The Sigma DP1 Merrill again, of course. Every blade of grass is visible in the RAW file, though this lower-res jpeg won’t be so detailed.
I’m having fun with this camera… and expect to post more disparate styles and subjects than usual over the next few months.
The Sigma DP1 Merrill, with it’s almost hyper-real resolution, makes you want to shoot all sorts of things, just to see what they will look like in a photograph.
A street shot from the Sigma DP1 Merrill. I shot this rather quickly and managed to cut off a little bit of the shadow in the bottom right corner. Never mind.
What can I say? Michael Kenna creates the most beautiful black and white landscape photography. These are stunning, evocative, almost mystical works shot on medium format film.
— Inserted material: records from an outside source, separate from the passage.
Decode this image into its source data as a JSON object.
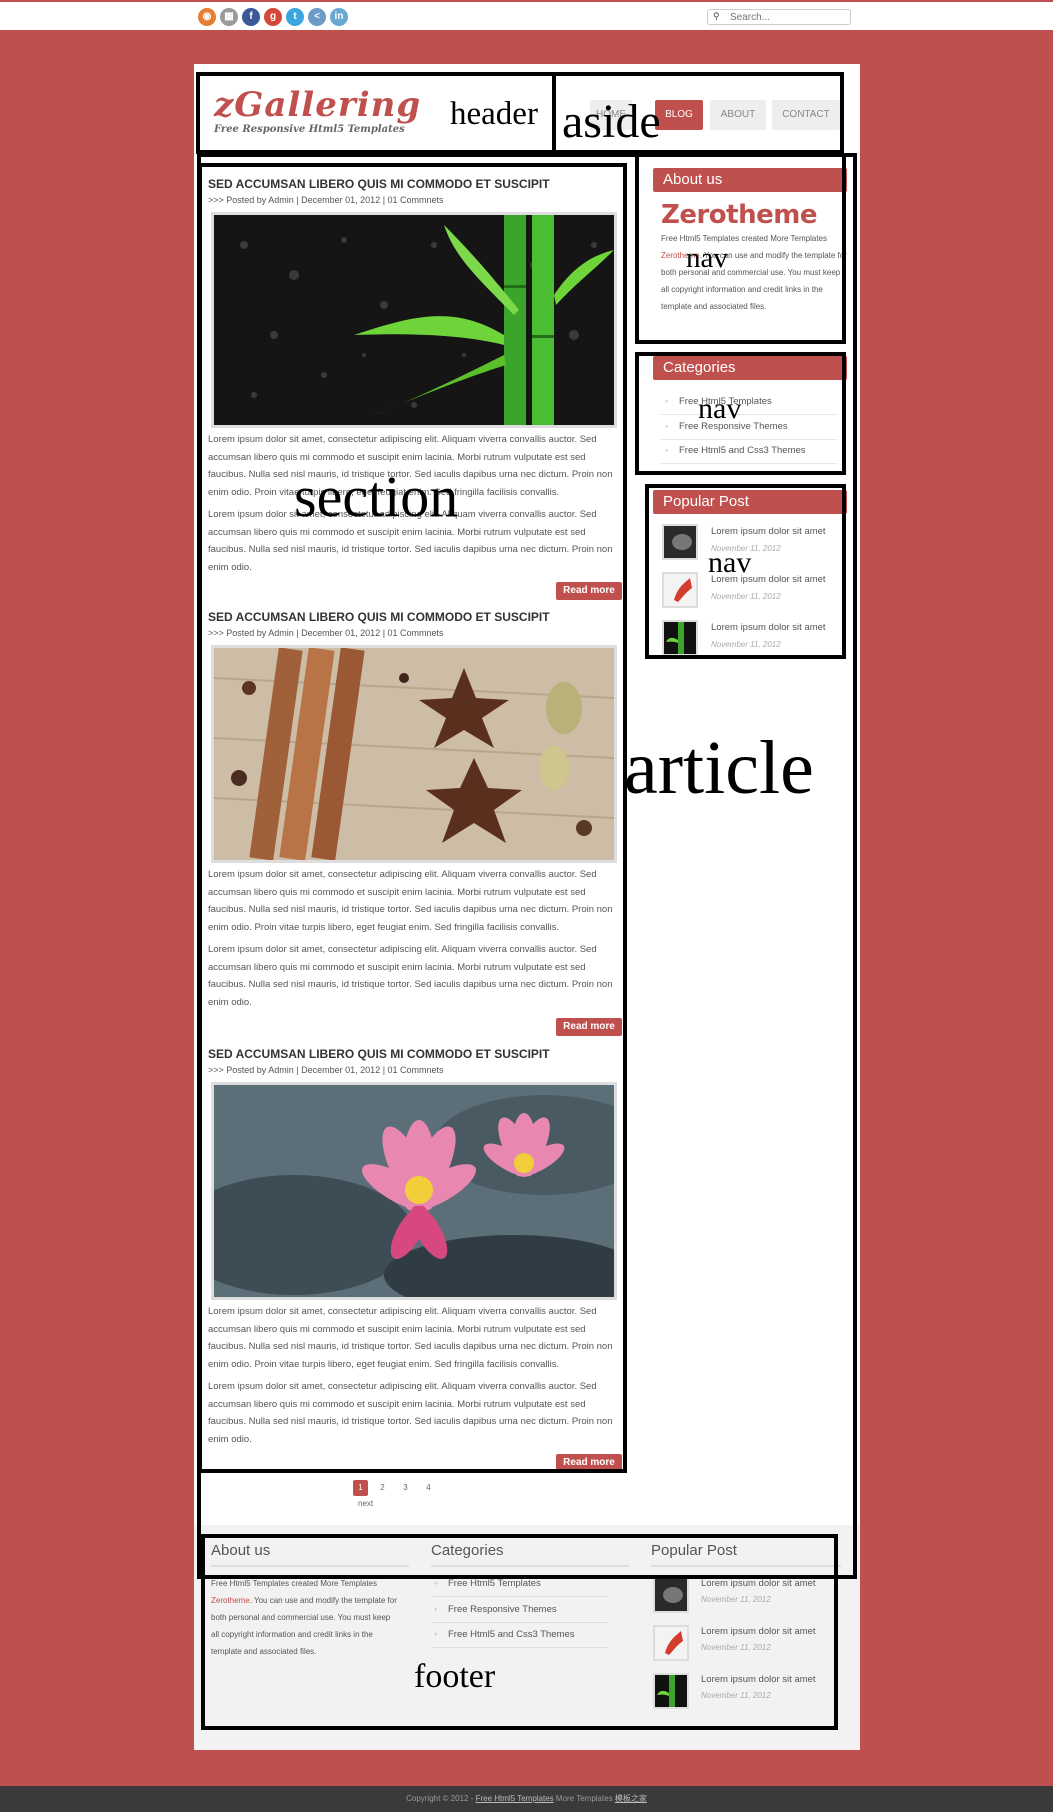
{
  "topbar": {
    "social_icons": [
      {
        "name": "rss-icon",
        "glyph": "◉",
        "color": "#e37e32"
      },
      {
        "name": "delicious-icon",
        "glyph": "▦",
        "color": "#9a9a9a"
      },
      {
        "name": "facebook-icon",
        "glyph": "f",
        "color": "#3b5998"
      },
      {
        "name": "google-plus-icon",
        "glyph": "g",
        "color": "#d34836"
      },
      {
        "name": "twitter-icon",
        "glyph": "t",
        "color": "#3ca7de"
      },
      {
        "name": "share-icon",
        "glyph": "<",
        "color": "#6c9bc7"
      },
      {
        "name": "linkedin-icon",
        "glyph": "in",
        "color": "#6aa8d4"
      }
    ],
    "search_placeholder": "Search..."
  },
  "header": {
    "logo_title": "zGallering",
    "logo_subtitle": "Free Responsive Html5 Templates"
  },
  "menu": [
    {
      "label": "HOME",
      "active": false
    },
    {
      "label": "BLOG",
      "active": true
    },
    {
      "label": "ABOUT",
      "active": false
    },
    {
      "label": "CONTACT",
      "active": false
    }
  ],
  "annotations": {
    "header": "header",
    "aside": "aside",
    "nav1": "nav",
    "nav2": "nav",
    "nav3": "nav",
    "section": "section",
    "article": "article",
    "footer": "footer"
  },
  "posts": [
    {
      "title": "SED ACCUMSAN LIBERO QUIS MI COMMODO ET SUSCIPIT",
      "meta": ">>> Posted by Admin | December 01, 2012 | 01 Commnets",
      "image": "bamboo",
      "para1": "Lorem ipsum dolor sit amet, consectetur adipiscing elit. Aliquam viverra convallis auctor. Sed accumsan libero quis mi commodo et suscipit enim lacinia. Morbi rutrum vulputate est sed faucibus. Nulla sed nisl mauris, id tristique tortor. Sed iaculis dapibus urna nec dictum. Proin non enim odio. Proin vitae turpis libero, eget feugiat enim. Sed fringilla facilisis convallis.",
      "para2": "Lorem ipsum dolor sit amet, consectetur adipiscing elit. Aliquam viverra convallis auctor. Sed accumsan libero quis mi commodo et suscipit enim lacinia. Morbi rutrum vulputate est sed faucibus. Nulla sed nisl mauris, id tristique tortor. Sed iaculis dapibus urna nec dictum. Proin non enim odio.",
      "read_more": "Read more"
    },
    {
      "title": "SED ACCUMSAN LIBERO QUIS MI COMMODO ET SUSCIPIT",
      "meta": ">>> Posted by Admin | December 01, 2012 | 01 Commnets",
      "image": "spices",
      "para1": "Lorem ipsum dolor sit amet, consectetur adipiscing elit. Aliquam viverra convallis auctor. Sed accumsan libero quis mi commodo et suscipit enim lacinia. Morbi rutrum vulputate est sed faucibus. Nulla sed nisl mauris, id tristique tortor. Sed iaculis dapibus urna nec dictum. Proin non enim odio. Proin vitae turpis libero, eget feugiat enim. Sed fringilla facilisis convallis.",
      "para2": "Lorem ipsum dolor sit amet, consectetur adipiscing elit. Aliquam viverra convallis auctor. Sed accumsan libero quis mi commodo et suscipit enim lacinia. Morbi rutrum vulputate est sed faucibus. Nulla sed nisl mauris, id tristique tortor. Sed iaculis dapibus urna nec dictum. Proin non enim odio.",
      "read_more": "Read more"
    },
    {
      "title": "SED ACCUMSAN LIBERO QUIS MI COMMODO ET SUSCIPIT",
      "meta": ">>> Posted by Admin | December 01, 2012 | 01 Commnets",
      "image": "lotus",
      "para1": "Lorem ipsum dolor sit amet, consectetur adipiscing elit. Aliquam viverra convallis auctor. Sed accumsan libero quis mi commodo et suscipit enim lacinia. Morbi rutrum vulputate est sed faucibus. Nulla sed nisl mauris, id tristique tortor. Sed iaculis dapibus urna nec dictum. Proin non enim odio. Proin vitae turpis libero, eget feugiat enim. Sed fringilla facilisis convallis.",
      "para2": "Lorem ipsum dolor sit amet, consectetur adipiscing elit. Aliquam viverra convallis auctor. Sed accumsan libero quis mi commodo et suscipit enim lacinia. Morbi rutrum vulputate est sed faucibus. Nulla sed nisl mauris, id tristique tortor. Sed iaculis dapibus urna nec dictum. Proin non enim odio.",
      "read_more": "Read more"
    }
  ],
  "sidebar": {
    "about": {
      "title": "About us",
      "logo_text": "Zerotheme",
      "tagline": "Free Html5 Templates created More Templates",
      "link": "Zerotheme",
      "rest": ". You can use and modify the template for both personal and commercial use. You must keep all copyright information and credit links in the template and associated files."
    },
    "categories": {
      "title": "Categories",
      "items": [
        "Free Html5 Templates",
        "Free Responsive Themes",
        "Free Html5 and Css3 Themes"
      ]
    },
    "popular": {
      "title": "Popular Post",
      "items": [
        {
          "title": "Lorem ipsum dolor sit amet",
          "date": "November 11, 2012",
          "thumb": "dark"
        },
        {
          "title": "Lorem ipsum dolor sit amet",
          "date": "November 11, 2012",
          "thumb": "red"
        },
        {
          "title": "Lorem ipsum dolor sit amet",
          "date": "November 11, 2012",
          "thumb": "green"
        }
      ]
    }
  },
  "pagination": {
    "pages": [
      "1",
      "2",
      "3",
      "4"
    ],
    "active": "1",
    "next": "next"
  },
  "footer": {
    "about": {
      "title": "About us",
      "tagline": "Free Html5 Templates created More Templates",
      "link": "Zerotheme",
      "rest": ". You can use and modify the template for both personal and commercial use. You must keep all copyright information and credit links in the template and associated files."
    },
    "categories": {
      "title": "Categories",
      "items": [
        "Free Html5 Templates",
        "Free Responsive Themes",
        "Free Html5 and Css3 Themes"
      ]
    },
    "popular": {
      "title": "Popular Post",
      "items": [
        {
          "title": "Lorem ipsum dolor sit amet",
          "date": "November 11, 2012"
        },
        {
          "title": "Lorem ipsum dolor sit amet",
          "date": "November 11, 2012"
        },
        {
          "title": "Lorem ipsum dolor sit amet",
          "date": "November 11, 2012"
        }
      ]
    }
  },
  "copyright": {
    "prefix": "Copyright © 2012 - ",
    "link1": "Free Html5 Templates",
    "middle": " More Templates ",
    "link2": "模板之家"
  },
  "colors": {
    "accent": "#c0504d",
    "bottombar": "#3a3a3a"
  }
}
Part of their beauty undoubtedly results from Kenna’s expertise in printing.
Another one from the DP1 Merrill, which I’m currently testing.
It’s true what they say about the nice monochromes. Apart from a little extra contrast this has not been processed much at all.
I actually took this on a tripod which is not something I do very often. It’s another thing that’s so different about using this camera. With the very high resolution and the need to keep the ISO low the DP1M really gives best results when being held steady.
One thing the Sigma does not like is being pointed towards the sun. It generally creates some nasty colour artifacts if you do. I think this is partly an issue with the Foveon sensor rather than the lens.
I have to hand it to the Sigma DP1 Merrill. It may be a pain in the backside to use (and a chore to post-process the images), but it really is capable of stunning image quality. It won’t be apparent from this jpeg but the resolution is astonishing; unlike anything I’ve used before. Even at 400% the detail is still present.
The 19mm lens does fringe somewhat, both magenta and green, but it can be dealt with.
This photo is a summer version of this one.
Addendum: Firstly, I have subsequently realised that describing a shot taken in March as a “summer” shot is not exactly accurate. Secondly, I’ve also noticed that the previous snowy shot was also shot in March… so we are not really talking about Summer and Winter at all but more about the vagaries of the English weather.